Once we've agreed on the price and terms, a contract becomes valid once an earnest money check is deposited. The earnest money is typically 1-2% of the contract price and the funds are held in a secure account -- sometimes with the listing brokerage firm, but more often with a title company authorized to conduct the closing.
Yes. Residential brokers in Colorado utilize a state approved contract that was written with a buyers interests in mind. There are a series of contractual events, including inspection resolution and loan objection which provide opportunities for buyers to rescind from a contract with a full reimbursement of the earnest money.
Anytime you take out a loan your credit worthiness, and the amount you're ultimately going to pay in interest, is based on a number of factors including: income, your dept to income ratio and your credit score.
The single largest expense in a home purchase is the down payment. Depending on the type of loan, you can expect to put down anywhere from 5% to as little as $1,000 if you're planning to use a CFHA loan. In today's market most jumbo loans (more than $417,000) require at least 10% down. Mortgage Insurance Premiums (MI) are built into most loans, unless you have a loan to value ratio of 20% or more.
Once you're under contract a professional home inspection is recommended and will cost anywhere from $200 (for roughly 1,000 square foot condo) up to $800 or more for a 5,000+ square foot home. Additional fees may include radon testing and sewer scopes -- both run about $175. After resolving any inspection issues your lender will order an appraisal. The cost for an appraisal is about $400 and is non refundable.
Closing costs are fees that cover things like loan origination (that's how the mortgage broker get's paid), title insurance and escrows for taxes, home owners insurance and HOA fees (when applicable). Depending on your financial needs closing costs (usually up to 6%) can be negotiated into the contract as a sellers expense. For the sake of a round number example, let's say you've just written an offer for $100,000 on a home. You can realistically expect closing costs to be somewhere in the range of $2500-3,000. If you don't want to pay those fees out of pocket at closing you might ask the seller to pay for them, but realize the seller is looking at their bottom line, so that offer is now worth $97,500-98,000.

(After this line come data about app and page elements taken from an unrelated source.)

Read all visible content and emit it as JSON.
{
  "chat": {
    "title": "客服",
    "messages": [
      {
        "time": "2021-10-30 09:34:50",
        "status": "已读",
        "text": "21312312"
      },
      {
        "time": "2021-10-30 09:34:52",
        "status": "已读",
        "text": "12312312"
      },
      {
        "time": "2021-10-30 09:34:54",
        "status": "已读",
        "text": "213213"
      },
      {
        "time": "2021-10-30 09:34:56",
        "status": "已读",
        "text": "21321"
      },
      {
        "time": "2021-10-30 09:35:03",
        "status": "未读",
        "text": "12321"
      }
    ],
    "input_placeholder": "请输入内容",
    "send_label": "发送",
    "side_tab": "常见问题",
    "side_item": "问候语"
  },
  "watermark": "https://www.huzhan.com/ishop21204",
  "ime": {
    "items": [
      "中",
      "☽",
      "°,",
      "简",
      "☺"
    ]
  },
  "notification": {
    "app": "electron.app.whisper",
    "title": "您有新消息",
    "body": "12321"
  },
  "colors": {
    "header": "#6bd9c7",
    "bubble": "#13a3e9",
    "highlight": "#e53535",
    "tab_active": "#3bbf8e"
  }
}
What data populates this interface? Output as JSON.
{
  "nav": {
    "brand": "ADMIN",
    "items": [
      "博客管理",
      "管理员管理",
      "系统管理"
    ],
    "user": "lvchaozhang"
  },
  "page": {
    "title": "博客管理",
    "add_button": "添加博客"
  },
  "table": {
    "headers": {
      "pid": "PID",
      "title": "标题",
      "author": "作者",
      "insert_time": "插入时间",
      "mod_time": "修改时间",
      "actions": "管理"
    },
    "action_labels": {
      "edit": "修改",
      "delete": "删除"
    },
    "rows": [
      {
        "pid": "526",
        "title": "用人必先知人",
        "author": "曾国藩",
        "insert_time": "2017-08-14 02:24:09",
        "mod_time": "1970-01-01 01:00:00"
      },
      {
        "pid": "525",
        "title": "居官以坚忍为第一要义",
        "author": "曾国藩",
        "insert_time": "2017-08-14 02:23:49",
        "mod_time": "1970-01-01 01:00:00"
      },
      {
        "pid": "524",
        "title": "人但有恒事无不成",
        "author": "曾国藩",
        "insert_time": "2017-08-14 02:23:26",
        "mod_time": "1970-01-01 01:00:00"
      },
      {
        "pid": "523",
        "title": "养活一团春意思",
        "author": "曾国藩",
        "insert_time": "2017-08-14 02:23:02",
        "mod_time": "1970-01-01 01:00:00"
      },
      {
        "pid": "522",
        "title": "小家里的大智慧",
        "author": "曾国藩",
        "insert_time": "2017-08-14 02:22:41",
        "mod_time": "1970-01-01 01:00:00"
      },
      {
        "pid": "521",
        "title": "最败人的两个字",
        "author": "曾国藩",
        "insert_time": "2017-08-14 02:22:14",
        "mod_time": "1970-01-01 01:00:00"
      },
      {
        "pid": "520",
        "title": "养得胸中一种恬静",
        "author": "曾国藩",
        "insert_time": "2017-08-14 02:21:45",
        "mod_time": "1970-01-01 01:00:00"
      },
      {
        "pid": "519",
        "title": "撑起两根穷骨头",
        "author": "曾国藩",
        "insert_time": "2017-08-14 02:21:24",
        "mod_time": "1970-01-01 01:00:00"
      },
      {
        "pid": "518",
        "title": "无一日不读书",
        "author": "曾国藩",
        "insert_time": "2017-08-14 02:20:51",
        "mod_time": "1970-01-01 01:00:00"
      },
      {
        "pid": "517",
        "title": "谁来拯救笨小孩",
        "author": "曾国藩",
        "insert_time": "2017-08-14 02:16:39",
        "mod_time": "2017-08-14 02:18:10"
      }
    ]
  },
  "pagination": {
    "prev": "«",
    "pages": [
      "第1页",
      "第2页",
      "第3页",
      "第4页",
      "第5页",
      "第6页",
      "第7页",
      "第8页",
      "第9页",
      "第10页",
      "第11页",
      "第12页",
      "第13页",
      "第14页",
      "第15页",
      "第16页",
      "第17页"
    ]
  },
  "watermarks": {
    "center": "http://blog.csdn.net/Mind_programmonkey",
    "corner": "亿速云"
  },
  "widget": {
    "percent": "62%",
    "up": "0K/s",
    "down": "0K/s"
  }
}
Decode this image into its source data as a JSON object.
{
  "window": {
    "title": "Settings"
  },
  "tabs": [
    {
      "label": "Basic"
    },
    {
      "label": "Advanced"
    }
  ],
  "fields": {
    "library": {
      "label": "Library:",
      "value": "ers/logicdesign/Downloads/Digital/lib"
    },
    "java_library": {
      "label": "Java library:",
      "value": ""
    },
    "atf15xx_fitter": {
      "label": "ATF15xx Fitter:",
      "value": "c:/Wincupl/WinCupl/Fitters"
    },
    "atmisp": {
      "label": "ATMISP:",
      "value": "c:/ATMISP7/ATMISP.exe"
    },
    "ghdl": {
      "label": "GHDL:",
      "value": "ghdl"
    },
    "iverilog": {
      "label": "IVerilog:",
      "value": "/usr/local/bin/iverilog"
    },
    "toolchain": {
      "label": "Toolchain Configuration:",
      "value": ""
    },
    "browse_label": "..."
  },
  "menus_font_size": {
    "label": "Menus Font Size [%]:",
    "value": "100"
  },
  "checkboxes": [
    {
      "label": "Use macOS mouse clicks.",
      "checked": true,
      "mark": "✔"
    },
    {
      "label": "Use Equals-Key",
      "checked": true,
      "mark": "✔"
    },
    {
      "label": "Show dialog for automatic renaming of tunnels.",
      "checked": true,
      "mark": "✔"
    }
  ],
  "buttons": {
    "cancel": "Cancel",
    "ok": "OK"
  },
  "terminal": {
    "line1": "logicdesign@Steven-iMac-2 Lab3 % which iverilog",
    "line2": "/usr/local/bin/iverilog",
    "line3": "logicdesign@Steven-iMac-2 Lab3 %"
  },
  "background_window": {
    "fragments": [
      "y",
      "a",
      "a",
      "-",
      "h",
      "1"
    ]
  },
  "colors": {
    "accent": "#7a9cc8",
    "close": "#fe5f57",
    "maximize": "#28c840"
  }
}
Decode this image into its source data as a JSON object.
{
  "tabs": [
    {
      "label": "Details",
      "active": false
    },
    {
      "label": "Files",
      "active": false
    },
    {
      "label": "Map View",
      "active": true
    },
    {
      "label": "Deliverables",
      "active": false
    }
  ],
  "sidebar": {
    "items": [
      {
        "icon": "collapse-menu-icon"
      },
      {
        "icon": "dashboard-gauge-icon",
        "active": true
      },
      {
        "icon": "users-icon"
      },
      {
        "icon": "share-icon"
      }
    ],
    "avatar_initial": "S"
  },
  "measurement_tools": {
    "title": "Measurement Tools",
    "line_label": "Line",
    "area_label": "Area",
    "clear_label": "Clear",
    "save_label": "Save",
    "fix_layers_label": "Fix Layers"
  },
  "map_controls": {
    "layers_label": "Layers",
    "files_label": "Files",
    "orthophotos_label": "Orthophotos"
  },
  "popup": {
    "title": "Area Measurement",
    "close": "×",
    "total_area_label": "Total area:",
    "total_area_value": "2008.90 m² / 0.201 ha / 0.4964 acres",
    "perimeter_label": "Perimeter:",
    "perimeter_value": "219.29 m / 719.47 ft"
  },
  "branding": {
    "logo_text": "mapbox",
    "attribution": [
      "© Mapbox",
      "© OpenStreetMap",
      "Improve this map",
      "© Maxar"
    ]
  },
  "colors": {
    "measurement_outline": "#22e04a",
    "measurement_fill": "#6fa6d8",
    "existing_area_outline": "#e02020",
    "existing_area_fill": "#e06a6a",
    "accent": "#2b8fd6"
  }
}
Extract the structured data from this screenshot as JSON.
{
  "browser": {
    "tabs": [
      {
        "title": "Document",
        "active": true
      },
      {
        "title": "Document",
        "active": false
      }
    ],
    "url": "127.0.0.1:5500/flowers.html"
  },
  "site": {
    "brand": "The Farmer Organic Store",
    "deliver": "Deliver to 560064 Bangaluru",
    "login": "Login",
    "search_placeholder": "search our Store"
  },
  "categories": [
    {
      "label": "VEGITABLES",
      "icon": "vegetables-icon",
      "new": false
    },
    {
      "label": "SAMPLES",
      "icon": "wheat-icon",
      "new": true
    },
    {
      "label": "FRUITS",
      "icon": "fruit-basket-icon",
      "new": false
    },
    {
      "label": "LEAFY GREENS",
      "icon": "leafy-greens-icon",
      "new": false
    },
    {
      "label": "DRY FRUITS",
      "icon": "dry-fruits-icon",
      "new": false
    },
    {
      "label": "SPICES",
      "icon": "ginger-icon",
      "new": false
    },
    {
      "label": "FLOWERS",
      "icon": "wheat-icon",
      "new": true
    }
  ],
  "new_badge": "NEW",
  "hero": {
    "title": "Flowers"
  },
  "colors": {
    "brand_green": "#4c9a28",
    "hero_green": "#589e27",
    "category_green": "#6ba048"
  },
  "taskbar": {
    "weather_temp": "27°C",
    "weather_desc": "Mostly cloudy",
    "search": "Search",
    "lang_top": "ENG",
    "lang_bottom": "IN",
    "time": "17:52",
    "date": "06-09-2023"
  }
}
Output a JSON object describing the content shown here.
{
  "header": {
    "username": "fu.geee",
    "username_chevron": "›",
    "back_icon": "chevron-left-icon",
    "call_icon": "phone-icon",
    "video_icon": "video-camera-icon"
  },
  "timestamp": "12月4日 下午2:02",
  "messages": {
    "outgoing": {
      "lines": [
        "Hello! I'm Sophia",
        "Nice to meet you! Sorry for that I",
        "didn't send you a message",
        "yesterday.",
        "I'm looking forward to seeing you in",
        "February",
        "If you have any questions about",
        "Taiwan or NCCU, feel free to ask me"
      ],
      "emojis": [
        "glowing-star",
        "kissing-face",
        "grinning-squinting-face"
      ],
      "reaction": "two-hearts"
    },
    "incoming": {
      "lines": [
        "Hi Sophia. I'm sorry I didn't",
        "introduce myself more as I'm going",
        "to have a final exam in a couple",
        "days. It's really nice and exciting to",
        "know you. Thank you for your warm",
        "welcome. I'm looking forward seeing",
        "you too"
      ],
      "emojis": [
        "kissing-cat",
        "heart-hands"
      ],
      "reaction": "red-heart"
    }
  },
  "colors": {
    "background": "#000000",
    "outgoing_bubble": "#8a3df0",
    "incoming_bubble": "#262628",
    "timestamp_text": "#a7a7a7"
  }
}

The following example illustrates how home owner tax benefits can reduce monthly payments by as much as 20%
- Assume your payment is $1000/month -- of that payment approximately $750/month will be tax deductible mortgage interest (over the first 10 years of your loan).
- $750 x 12 months = $9000 tax deduction.
- $9,000 x .25 (25% tax bracket) = $2,250 that's comes right off the top on your annual taxes
- $2,250/12 months is almost $200 per month that may utlized to reduce your monthly mortgage payment
The Internal Revenue Service has also made it easier to claim a deduction for business-related use of your home. The new IRS option is available beginning 2013 tax year and the specific form will be available Jan 1st of 2014. Rather than the complicated 43-line form, there is a simpler option: a "safe harbor" method allowing for $5 per foot (up to 300 feet) for "schedule C" filers.The write-off is capped at $1,500 per year.
Please consult a certified tax planner to learn more.
In most cases, real estate agents are paid by the seller. For example, if a seller is being charged a 6% commission; 2.8% typically goes to the agent representing the buyer and the remaining 3.2% is paid to the listing broker. Unless other arrangements are made, agents don't get paid until a successful closing occurs.